### [WORK REQUIRED]
Search the material below for the string "friends" and extract each line that has it.

START DATASET CONTENT

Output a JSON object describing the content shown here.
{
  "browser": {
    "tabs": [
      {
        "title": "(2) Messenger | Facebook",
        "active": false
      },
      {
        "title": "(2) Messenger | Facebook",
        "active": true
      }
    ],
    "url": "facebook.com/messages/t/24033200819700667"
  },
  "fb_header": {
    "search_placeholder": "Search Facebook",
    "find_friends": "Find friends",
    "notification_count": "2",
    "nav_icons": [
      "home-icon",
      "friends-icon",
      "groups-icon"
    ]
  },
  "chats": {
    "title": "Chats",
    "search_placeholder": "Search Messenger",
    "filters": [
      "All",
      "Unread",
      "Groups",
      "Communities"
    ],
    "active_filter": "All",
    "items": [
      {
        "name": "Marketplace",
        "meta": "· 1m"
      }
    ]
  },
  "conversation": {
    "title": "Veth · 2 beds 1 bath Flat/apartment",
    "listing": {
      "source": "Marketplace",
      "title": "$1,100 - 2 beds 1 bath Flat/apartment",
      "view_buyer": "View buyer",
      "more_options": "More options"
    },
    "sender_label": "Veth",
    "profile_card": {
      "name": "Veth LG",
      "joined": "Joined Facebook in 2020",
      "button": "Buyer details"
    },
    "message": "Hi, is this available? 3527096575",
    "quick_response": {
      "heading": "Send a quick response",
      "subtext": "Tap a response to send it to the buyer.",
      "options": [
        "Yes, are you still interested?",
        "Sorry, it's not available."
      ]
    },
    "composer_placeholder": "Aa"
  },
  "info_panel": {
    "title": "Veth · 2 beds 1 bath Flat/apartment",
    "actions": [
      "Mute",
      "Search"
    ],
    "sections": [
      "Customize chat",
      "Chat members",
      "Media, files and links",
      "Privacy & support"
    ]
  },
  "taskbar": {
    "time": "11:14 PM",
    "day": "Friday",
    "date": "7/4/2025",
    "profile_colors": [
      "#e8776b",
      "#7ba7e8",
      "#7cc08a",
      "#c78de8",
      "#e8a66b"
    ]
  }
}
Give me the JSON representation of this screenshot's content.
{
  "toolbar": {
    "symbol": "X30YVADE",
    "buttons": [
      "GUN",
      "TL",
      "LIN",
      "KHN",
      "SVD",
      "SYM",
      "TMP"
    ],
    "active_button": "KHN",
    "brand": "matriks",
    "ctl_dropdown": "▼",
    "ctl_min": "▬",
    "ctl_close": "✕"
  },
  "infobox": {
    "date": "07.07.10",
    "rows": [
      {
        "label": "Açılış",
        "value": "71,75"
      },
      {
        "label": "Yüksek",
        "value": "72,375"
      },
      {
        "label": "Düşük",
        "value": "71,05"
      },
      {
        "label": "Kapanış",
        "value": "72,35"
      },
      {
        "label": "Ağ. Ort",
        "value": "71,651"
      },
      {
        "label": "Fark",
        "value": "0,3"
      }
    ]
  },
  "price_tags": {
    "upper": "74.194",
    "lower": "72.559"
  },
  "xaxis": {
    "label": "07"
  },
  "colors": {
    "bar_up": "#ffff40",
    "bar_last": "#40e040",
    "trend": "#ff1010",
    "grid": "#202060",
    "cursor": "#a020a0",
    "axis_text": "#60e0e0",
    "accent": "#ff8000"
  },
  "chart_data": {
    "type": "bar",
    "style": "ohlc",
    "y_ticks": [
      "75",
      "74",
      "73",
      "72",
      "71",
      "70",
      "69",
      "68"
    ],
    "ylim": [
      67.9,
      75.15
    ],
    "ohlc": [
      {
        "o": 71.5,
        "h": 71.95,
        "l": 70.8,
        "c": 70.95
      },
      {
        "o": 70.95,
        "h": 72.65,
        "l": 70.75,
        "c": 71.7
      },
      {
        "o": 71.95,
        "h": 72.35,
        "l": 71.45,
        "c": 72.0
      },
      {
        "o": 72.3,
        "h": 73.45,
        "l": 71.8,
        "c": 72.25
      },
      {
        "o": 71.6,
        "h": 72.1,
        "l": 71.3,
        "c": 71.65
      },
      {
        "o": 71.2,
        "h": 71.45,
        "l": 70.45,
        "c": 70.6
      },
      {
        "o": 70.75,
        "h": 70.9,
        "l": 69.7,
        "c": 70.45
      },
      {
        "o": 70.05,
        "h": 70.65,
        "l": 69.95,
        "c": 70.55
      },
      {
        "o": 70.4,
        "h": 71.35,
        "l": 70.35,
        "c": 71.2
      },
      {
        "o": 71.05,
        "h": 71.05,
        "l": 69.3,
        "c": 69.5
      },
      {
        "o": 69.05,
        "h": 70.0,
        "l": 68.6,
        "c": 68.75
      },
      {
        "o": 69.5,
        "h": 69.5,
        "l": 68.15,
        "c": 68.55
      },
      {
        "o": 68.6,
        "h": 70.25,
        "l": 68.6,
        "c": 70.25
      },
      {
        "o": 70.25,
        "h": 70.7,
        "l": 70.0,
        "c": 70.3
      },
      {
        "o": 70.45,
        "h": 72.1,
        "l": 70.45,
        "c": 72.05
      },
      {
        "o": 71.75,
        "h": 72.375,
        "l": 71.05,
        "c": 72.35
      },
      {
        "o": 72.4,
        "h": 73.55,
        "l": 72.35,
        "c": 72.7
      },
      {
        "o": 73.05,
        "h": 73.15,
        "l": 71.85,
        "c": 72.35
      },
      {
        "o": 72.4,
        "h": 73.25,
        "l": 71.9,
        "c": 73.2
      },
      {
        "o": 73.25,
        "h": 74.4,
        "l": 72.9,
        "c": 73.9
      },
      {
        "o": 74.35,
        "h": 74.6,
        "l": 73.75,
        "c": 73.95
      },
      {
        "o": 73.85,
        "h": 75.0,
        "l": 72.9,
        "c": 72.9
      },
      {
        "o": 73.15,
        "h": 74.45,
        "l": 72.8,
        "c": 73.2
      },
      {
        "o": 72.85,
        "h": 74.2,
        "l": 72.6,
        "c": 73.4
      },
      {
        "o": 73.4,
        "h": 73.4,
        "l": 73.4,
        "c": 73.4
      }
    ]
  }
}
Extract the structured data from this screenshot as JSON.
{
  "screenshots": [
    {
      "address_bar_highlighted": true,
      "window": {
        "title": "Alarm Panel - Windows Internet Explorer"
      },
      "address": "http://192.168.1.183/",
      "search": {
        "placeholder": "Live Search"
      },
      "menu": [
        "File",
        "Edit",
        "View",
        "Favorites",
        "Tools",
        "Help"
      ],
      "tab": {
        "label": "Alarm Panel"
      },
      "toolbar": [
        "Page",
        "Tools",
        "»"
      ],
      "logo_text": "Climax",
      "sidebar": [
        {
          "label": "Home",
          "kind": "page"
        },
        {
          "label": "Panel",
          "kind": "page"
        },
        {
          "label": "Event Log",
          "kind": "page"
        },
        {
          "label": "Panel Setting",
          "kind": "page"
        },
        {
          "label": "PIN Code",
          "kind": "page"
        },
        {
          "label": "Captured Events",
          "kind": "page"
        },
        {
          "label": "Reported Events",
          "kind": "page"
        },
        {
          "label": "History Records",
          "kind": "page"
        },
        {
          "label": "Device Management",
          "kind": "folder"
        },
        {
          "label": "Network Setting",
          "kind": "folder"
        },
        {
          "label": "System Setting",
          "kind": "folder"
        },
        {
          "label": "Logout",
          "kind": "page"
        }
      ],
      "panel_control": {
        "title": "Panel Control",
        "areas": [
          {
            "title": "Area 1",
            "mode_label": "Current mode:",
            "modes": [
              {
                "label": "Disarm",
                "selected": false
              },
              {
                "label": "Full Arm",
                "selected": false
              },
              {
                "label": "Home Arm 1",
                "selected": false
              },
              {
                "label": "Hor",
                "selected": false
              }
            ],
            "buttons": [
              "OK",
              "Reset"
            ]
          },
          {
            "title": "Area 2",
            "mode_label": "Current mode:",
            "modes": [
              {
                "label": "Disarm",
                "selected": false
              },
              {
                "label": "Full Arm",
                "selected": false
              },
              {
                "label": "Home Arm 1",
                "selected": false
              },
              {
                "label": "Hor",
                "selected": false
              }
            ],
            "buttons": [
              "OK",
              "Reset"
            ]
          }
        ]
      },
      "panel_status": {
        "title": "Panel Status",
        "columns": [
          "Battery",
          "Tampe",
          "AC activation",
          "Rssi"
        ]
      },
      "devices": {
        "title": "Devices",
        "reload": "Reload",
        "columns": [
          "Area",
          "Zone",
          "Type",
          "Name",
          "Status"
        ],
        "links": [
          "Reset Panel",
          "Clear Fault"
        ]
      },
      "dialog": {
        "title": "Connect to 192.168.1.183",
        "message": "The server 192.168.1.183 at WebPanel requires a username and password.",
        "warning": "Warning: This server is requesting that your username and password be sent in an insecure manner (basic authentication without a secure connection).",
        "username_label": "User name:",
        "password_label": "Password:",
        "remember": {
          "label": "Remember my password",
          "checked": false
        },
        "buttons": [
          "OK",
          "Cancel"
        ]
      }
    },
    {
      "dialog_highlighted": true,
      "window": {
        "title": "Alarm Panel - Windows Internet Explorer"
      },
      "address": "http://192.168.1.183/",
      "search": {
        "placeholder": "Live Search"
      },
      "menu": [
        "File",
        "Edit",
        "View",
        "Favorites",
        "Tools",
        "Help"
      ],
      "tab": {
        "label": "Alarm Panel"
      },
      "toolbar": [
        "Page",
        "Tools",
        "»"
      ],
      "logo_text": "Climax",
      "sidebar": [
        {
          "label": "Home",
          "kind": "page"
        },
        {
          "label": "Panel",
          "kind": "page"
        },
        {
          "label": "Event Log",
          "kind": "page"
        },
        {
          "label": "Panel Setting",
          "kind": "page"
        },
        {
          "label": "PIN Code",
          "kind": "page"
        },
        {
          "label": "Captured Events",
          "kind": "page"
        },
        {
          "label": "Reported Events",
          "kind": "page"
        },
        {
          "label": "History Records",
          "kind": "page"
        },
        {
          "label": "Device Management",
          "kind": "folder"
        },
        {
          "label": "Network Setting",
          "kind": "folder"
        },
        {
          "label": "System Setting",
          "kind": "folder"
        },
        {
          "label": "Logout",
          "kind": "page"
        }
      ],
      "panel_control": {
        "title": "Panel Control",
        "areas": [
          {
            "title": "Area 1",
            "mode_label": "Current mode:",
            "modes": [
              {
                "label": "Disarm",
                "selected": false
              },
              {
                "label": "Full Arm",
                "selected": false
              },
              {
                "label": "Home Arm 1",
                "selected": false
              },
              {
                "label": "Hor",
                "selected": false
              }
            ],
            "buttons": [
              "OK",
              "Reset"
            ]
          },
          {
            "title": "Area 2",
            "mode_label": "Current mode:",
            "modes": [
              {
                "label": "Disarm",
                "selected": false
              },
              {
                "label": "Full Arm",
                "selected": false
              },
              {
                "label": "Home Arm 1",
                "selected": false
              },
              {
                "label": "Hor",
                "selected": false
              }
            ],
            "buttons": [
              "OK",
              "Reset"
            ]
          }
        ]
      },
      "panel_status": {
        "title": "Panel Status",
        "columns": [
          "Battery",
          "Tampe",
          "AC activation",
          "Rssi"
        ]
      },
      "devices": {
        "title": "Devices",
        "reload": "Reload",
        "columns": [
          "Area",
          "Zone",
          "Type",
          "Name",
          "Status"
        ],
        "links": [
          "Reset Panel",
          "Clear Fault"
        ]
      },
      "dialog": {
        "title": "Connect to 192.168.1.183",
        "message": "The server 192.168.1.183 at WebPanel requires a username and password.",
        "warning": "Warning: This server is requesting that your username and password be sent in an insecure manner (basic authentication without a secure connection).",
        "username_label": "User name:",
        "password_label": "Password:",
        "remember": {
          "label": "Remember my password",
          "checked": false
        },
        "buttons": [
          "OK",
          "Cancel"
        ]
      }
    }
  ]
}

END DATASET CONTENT

### [PROBLEM SOLUTION]
    "find_friends": "Find friends",
      "friends-icon",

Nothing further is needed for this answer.